[DIRECTIONS]
Even where a record seems odd, copy it exactly as it appears below.

Dataset rows describing interfaces
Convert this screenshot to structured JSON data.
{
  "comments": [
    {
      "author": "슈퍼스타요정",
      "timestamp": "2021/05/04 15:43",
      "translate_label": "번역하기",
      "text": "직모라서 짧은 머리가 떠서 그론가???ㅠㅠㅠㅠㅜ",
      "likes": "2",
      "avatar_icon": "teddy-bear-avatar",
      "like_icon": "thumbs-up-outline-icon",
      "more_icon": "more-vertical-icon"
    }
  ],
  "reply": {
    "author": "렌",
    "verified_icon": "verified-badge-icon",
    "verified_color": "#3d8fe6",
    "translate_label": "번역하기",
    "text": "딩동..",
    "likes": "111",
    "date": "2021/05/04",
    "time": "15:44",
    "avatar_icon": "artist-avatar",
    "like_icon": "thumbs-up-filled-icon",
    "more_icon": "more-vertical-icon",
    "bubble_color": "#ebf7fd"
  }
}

[SOLUTION TO THE EXERCISE]
Convert this screenshot to structured JSON data.
{
  "comments": [
    {
      "author": "슈퍼스타요정",
      "timestamp": "2021/05/04 15:43",
      "translate_label": "번역하기",
      "text": "직모라서 짧은 머리가 떠서 그론가???ㅠㅠㅠㅠㅜ",
      "likes": "2",
      "avatar_icon": "teddy-bear-avatar",
      "like_icon": "thumbs-up-outline-icon",
      "more_icon": "more-vertical-icon"
    }
  ],
  "reply": {
    "author": "렌",
    "verified_icon": "verified-badge-icon",
    "verified_color": "#3d8fe6",
    "translate_label": "번역하기",
    "text": "딩동..",
    "likes": "111",
    "date": "2021/05/04",
    "time": "15:44",
    "avatar_icon": "artist-avatar",
    "like_icon": "thumbs-up-filled-icon",
    "more_icon": "more-vertical-icon",
    "bubble_color": "#ebf7fd"
  }
}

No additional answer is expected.